Monday, July 25, 2016

A Practical Introduction To Excel Macros

If you have got a recurrent report you make in Excel that follows the same steps, uses the same input type and the final report has a non-changing standard structure, then Excel Macros should be your friend. With Macros you can automate the report making steps so that every time you need to make the report, you simple provide the new input data, run the Macro and you'll have in seconds the output that probably used to take you hours to make.

The best part is that Excel Macros aren't that hard to make. Just like Excel, every level of user can make some productive use of it -- be you a beginner, intermediate or advanced Excel user. Also, it is with use of it that you become more proficient and maybe become like me, making money from building Excel Macros for companies.

Today I will be taking you through a practical example that will start you on your journey to harnessing the power of Excel Macros.

You can watch the video for this practice here: and the practice file is here:

To make the example sink well, let's assume you work for a car dealership and you are in charge of sales analysis. The company is obsessed about branding. They've got the office built to reflect the company brand, the security men even wear uniforms that are the company's corporate colour. The part that worries you though is that all reports are meant to have a particular company style format.

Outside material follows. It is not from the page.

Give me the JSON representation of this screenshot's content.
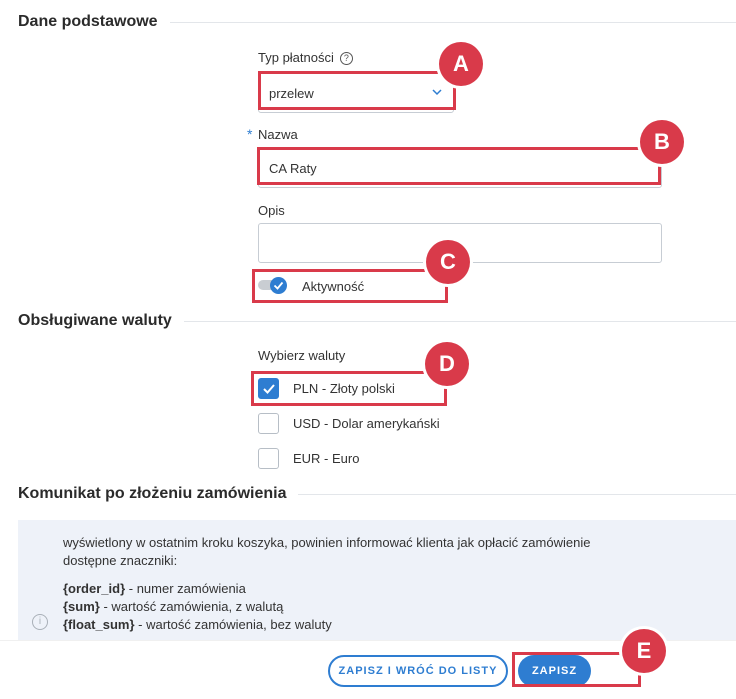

Font 12, Arial, Dark Blue and All Borders. That's the style format. 

There are many ways, in the practical world, to automatically apply those formats to your monthly sales report -- from creating custom styles to using copy paste formats. But today we will use Excel Macros. It is a perfect example to introduce Excel Macros without boring you will tedious irrelevant work.

So here is the table of the entire year's report. You will now use Excel Macro to store the formatting process and apply them whenever you want at the click of a button or keyboard shortcut.

First, you need to enable Developer menu.

Go to File, Options, Customize Ribbon and tick Developer in the middle right of the dialog box you get. Click on OK.

Now you have all the tools needed. You will be able to see a record macro button at the bottom left of your Excel and a Developer tab on your menu bar.

Next step is to have a Macro created for the steps we do to apply the company standard format.

Select the January's data, we will use Macro Recording to store our steps. Click on the record button at the bottom left.

Give the macro a name. Start with an alphabet and don't put space or any special symbol except underscore. Let's also tie it to keyboard shortcut CTRL + m (m for macro, but you can use any you prefer, just avoid using common ones used by Excel like CTRL + C or CTRL + V)

Now your steps are being recorded. Apply the company format style of Font size 12, Font type Arial, Font color deep blue and all borders.

Click on the Stop Macro record button. same button you clicked on to start the macro recording.

Let's test for another month -- February.

Select February's table and do CTRL + m. If you followed my steps correctly you will see Excel automatically repeat all your steps and apply the company format to the February table.

Congrats! Now you've created a Macro. You now understand the process. Next is to use the same concept/steps to create one more relevant to you. Automate those repetitive tasks you do. If I had a more complex task, it would have recorded it too and repeated my steps whenever I called on it.

Finally, let's tie the Macro to a button.

Click on the Developer tab, Insert and choose button under the Form Control section.

Draw a rectangle, in the dialog box that will pop up, select the macro you created and attach it to the button by clicking on OK.

Give the Macro button a name. And now test it by selecting March table, then click on the Macro button to watch it apply the company format to March table.

Finally, save your Excel file as a Macro enabled workbook. 

Congrats on your new Macro!

Tuesday, July 5, 2016

How To Add Additional Charts (Custom Visuals) To Power BI

Yesterday was demo day for me. I did a demo of Power BI for a client for another client. It was the third time I am officially demo-ing Power BI to a large company, and increasingly companies are beginning to give Power BI serious considerations.

In today's post I will be focusing on custom visuals for Power BI -- new chart types you can add to Power BI.

Power BI comes with 27 visualizations (charts), you can easily increase them to over 70 by installing custom visuals, like I have done.

And they are very easy to install. Just head to and download the ones you like (I recommended at least the Word Count visual).

Next is to import to Power BI Desktop.

And that's it! Now you can add as many custom visuals as you want and create very beautiful dashboards to stay on top of your business data.